#### WHAT THE EXERCISE ASKS
Quote the whole listing verbatim.

#### MATERIAL PROVIDED
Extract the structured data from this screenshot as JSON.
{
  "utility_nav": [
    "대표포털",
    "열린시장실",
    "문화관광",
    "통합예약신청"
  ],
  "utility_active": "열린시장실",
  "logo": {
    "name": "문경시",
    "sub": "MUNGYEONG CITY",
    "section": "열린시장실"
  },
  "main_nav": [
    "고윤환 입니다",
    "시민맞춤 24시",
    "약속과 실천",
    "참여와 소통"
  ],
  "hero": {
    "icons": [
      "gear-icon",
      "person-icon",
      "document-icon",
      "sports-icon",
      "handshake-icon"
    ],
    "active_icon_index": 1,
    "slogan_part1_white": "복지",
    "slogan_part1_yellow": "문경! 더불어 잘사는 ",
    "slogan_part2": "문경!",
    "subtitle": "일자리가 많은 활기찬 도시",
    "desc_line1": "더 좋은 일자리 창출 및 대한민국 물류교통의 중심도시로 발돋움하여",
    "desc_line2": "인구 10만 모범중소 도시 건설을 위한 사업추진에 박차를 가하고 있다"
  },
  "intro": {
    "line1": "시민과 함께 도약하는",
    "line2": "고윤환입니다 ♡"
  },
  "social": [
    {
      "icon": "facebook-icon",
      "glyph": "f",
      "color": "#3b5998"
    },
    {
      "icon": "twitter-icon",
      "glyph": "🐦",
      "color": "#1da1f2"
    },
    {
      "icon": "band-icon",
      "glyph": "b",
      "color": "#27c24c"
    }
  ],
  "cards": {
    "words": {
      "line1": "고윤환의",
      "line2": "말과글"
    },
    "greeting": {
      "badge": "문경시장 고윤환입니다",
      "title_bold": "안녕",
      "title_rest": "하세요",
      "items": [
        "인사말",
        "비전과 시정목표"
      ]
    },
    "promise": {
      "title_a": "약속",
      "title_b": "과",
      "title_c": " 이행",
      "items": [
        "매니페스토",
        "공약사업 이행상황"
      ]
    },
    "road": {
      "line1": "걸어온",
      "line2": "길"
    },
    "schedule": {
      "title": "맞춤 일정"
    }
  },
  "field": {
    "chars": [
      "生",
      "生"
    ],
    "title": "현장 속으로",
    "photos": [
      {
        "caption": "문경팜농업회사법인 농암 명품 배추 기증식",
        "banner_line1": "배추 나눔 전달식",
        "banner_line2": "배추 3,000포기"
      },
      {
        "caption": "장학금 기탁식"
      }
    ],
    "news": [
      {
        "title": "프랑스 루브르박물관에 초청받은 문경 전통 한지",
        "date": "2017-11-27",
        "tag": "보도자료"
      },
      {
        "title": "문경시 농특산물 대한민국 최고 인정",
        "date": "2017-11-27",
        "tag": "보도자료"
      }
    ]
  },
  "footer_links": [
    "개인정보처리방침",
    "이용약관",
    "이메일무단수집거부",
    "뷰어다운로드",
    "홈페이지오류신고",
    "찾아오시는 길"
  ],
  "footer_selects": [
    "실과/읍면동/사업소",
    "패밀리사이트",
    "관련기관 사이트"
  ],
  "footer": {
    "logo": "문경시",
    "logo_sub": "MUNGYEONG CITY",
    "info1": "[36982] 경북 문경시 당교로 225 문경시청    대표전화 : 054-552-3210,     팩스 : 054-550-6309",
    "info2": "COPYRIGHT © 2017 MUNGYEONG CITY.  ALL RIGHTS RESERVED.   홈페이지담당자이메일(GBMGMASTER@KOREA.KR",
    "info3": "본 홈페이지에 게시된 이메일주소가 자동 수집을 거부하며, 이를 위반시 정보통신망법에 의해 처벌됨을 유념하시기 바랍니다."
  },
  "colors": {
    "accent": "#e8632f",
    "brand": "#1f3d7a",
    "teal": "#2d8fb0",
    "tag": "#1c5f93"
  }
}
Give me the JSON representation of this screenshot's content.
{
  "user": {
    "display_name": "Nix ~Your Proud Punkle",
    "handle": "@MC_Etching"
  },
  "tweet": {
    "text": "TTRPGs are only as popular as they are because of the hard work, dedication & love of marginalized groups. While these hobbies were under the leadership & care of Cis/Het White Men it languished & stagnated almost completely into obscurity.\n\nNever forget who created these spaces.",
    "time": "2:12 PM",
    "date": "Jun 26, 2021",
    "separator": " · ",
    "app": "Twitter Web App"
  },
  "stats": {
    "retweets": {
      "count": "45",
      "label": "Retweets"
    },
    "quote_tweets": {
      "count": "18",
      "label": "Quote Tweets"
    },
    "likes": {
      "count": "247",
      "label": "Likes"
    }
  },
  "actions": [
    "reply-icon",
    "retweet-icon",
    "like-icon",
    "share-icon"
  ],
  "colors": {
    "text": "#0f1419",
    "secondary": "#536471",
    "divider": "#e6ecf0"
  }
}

#### WRITTEN ANSWER
Extract the structured data from this screenshot as JSON.
{
  "utility_nav": [
    "대표포털",
    "열린시장실",
    "문화관광",
    "통합예약신청"
  ],
  "utility_active": "열린시장실",
  "logo": {
    "name": "문경시",
    "sub": "MUNGYEONG CITY",
    "section": "열린시장실"
  },
  "main_nav": [
    "고윤환 입니다",
    "시민맞춤 24시",
    "약속과 실천",
    "참여와 소통"
  ],
  "hero": {
    "icons": [
      "gear-icon",
      "person-icon",
      "document-icon",
      "sports-icon",
      "handshake-icon"
    ],
    "active_icon_index": 1,
    "slogan_part1_white": "복지",
    "slogan_part1_yellow": "문경! 더불어 잘사는 ",
    "slogan_part2": "문경!",
    "subtitle": "일자리가 많은 활기찬 도시",
    "desc_line1": "더 좋은 일자리 창출 및 대한민국 물류교통의 중심도시로 발돋움하여",
    "desc_line2": "인구 10만 모범중소 도시 건설을 위한 사업추진에 박차를 가하고 있다"
  },
  "intro": {
    "line1": "시민과 함께 도약하는",
    "line2": "고윤환입니다 ♡"
  },
  "social": [
    {
      "icon": "facebook-icon",
      "glyph": "f",
      "color": "#3b5998"
    },
    {
      "icon": "twitter-icon",
      "glyph": "🐦",
      "color": "#1da1f2"
    },
    {
      "icon": "band-icon",
      "glyph": "b",
      "color": "#27c24c"
    }
  ],
  "cards": {
    "words": {
      "line1": "고윤환의",
      "line2": "말과글"
    },
    "greeting": {
      "badge": "문경시장 고윤환입니다",
      "title_bold": "안녕",
      "title_rest": "하세요",
      "items": [
        "인사말",
        "비전과 시정목표"
      ]
    },
    "promise": {
      "title_a": "약속",
      "title_b": "과",
      "title_c": " 이행",
      "items": [
        "매니페스토",
        "공약사업 이행상황"
      ]
    },
    "road": {
      "line1": "걸어온",
      "line2": "길"
    },
    "schedule": {
      "title": "맞춤 일정"
    }
  },
  "field": {
    "chars": [
      "生",
      "生"
    ],
    "title": "현장 속으로",
    "photos": [
      {
        "caption": "문경팜농업회사법인 농암 명품 배추 기증식",
        "banner_line1": "배추 나눔 전달식",
        "banner_line2": "배추 3,000포기"
      },
      {
        "caption": "장학금 기탁식"
      }
    ],
    "news": [
      {
        "title": "프랑스 루브르박물관에 초청받은 문경 전통 한지",
        "date": "2017-11-27",
        "tag": "보도자료"
      },
      {
        "title": "문경시 농특산물 대한민국 최고 인정",
        "date": "2017-11-27",
        "tag": "보도자료"
      }
    ]
  },
  "footer_links": [
    "개인정보처리방침",
    "이용약관",
    "이메일무단수집거부",
    "뷰어다운로드",
    "홈페이지오류신고",
    "찾아오시는 길"
  ],
  "footer_selects": [
    "실과/읍면동/사업소",
    "패밀리사이트",
    "관련기관 사이트"
  ],
  "footer": {
    "logo": "문경시",
    "logo_sub": "MUNGYEONG CITY",
    "info1": "[36982] 경북 문경시 당교로 225 문경시청    대표전화 : 054-552-3210,     팩스 : 054-550-6309",
    "info2": "COPYRIGHT © 2017 MUNGYEONG CITY.  ALL RIGHTS RESERVED.   홈페이지담당자이메일(GBMGMASTER@KOREA.KR",
    "info3": "본 홈페이지에 게시된 이메일주소가 자동 수집을 거부하며, 이를 위반시 정보통신망법에 의해 처벌됨을 유념하시기 바랍니다."
  },
  "colors": {
    "accent": "#e8632f",
    "brand": "#1f3d7a",
    "teal": "#2d8fb0",
    "tag": "#1c5f93"
  }
}
Give me the JSON representation of this screenshot's content.
{
  "user": {
    "display_name": "Nix ~Your Proud Punkle",
    "handle": "@MC_Etching"
  },
  "tweet": {
    "text": "TTRPGs are only as popular as they are because of the hard work, dedication & love of marginalized groups. While these hobbies were under the leadership & care of Cis/Het White Men it languished & stagnated almost completely into obscurity.\n\nNever forget who created these spaces.",
    "time": "2:12 PM",
    "date": "Jun 26, 2021",
    "separator": " · ",
    "app": "Twitter Web App"
  },
  "stats": {
    "retweets": {
      "count": "45",
      "label": "Retweets"
    },
    "quote_tweets": {
      "count": "18",
      "label": "Quote Tweets"
    },
    "likes": {
      "count": "247",
      "label": "Likes"
    }
  },
  "actions": [
    "reply-icon",
    "retweet-icon",
    "like-icon",
    "share-icon"
  ],
  "colors": {
    "text": "#0f1419",
    "secondary": "#536471",
    "divider": "#e6ecf0"
  }
}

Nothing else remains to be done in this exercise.